- This next stage of development will require a lot of money. Those foreign exchange reserves of US2T will be needed by China. Now, if you ruled China and you had the choice of 1) lending the money to the west, which has just acted about as irresponsibly as anyone can imagine or 2) investing the money in China to narrow the wealth gap between rich and poor, city and countryside and keeping your regime in power for more than a half century, what would you do? I think that it’s a pretty easy choice.
In the region, Pakistan, fresh from the shocking bomb blast at the Marriott hotel in Islamabad, is also starting to feel the heat from the global financial turmoil, sending the newly appointed President Asif Ali Zardari (widower of the late Benazir Bhutto) scrambling to look for help. And who does he turn to? Saudi Arabia and China.
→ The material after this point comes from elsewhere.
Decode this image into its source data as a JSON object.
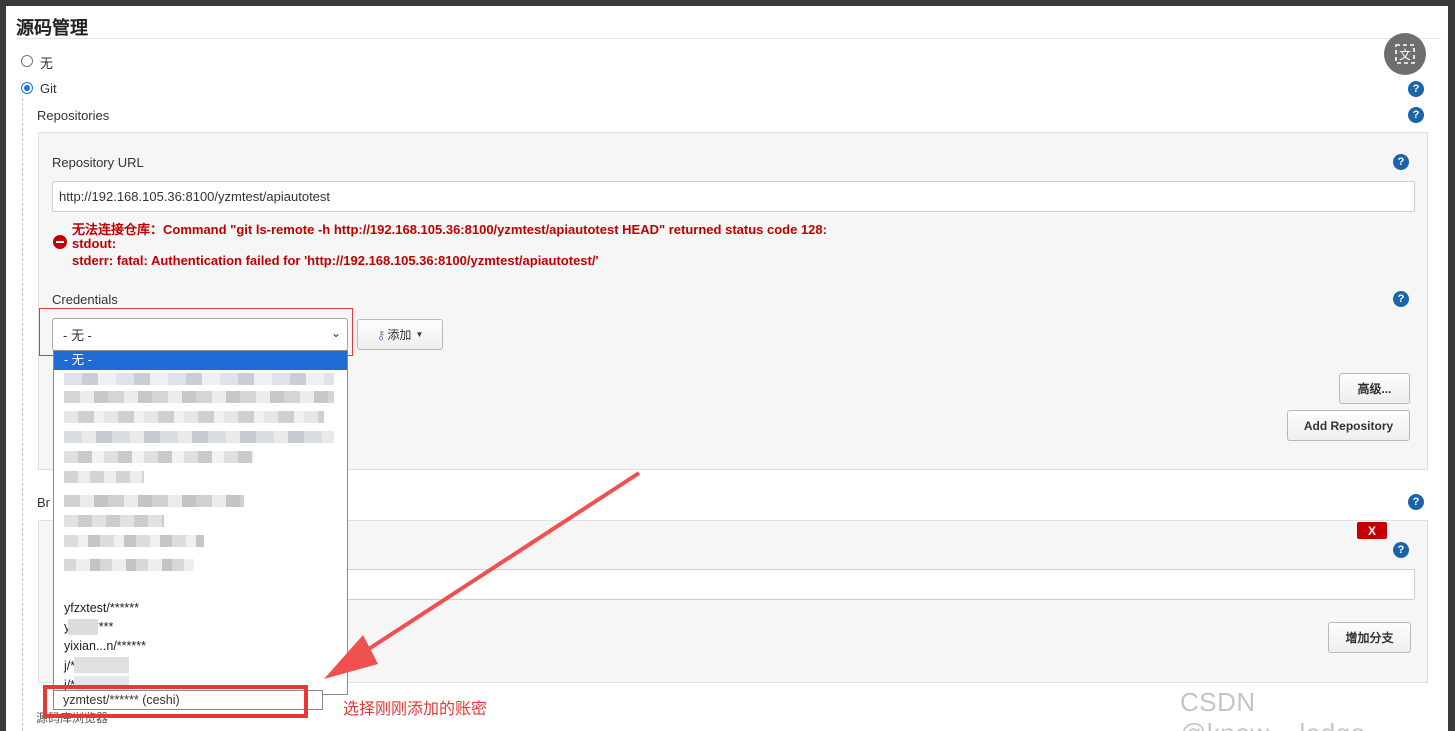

Zardari has arrived in Beijing on his first visit as head of state with cap in hand to ask for a soft loan of US$500-US$1.5 billion to stave off the crisis. The Financial Times adds:
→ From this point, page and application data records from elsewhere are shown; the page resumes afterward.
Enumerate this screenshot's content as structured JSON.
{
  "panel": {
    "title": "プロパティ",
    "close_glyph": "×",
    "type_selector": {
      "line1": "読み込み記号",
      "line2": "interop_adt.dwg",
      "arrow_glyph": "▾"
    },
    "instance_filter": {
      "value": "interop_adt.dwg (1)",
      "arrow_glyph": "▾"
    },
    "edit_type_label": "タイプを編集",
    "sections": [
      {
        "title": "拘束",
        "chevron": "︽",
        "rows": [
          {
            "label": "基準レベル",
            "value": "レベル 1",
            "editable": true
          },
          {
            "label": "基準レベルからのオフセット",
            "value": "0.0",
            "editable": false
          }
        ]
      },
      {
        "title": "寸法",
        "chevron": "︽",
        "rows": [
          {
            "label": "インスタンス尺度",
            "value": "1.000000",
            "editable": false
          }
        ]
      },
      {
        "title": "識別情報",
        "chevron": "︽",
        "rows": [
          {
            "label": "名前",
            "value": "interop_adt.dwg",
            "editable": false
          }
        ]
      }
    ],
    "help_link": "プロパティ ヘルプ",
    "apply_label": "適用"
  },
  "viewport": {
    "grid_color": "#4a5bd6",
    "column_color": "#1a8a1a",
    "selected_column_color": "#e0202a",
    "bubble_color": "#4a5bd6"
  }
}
When he arrives in Beijing on Tuesday, however, Mr Zardari is assured of a warm welcome. Similar sentiments are echoed on the streets of Pakistan.
His belated arrival has not been seen as a snub by Beijing. Sun Shihai, director of the south Asia research centre at the Chinese Academy of Social Sciences, says China is deeply committed to supporting its neighbour and notes the relationship has already survived Beijing’s drive to improve ties with India, a once mutual enemy.
The US too has been rapidly improving ties with Delhi, and Pakistan has looked on enviously at the international sanction given the US-India nuclear co-operation pact. Still, Pakistan may see slow progress on its push to get more nuclear power plants from China.
Pakistan already has one China-supplied reactor in operation in Punjab province and another under construction. It is looking to Beijing to help it build the bulk of more than 8,000 megawatts of planned nuclear electricity generating capacity.
Chinese analysts wave aside concerns that civilian nuclear co-operation has been complicated by revelations that Abdul Qadeer Khan, the founder of Pakistan’s nuclear weapons programme, passed technology to Iran, Libya and North Korea. But Mr Sun says Beijing will want to take things step-by-step. “I think [it will] be hard to start a new project before the old one is finished,” he says.
Chinese analysts are also cautious on how much Mr Zardari can expect in financial support. Chen Jidong of the Institute of South Asian Studies at Sichuan University says Beijing will certainly do something for its “friend in need”. “[Mr Zardari] will not be sent home empty-handed,” he said.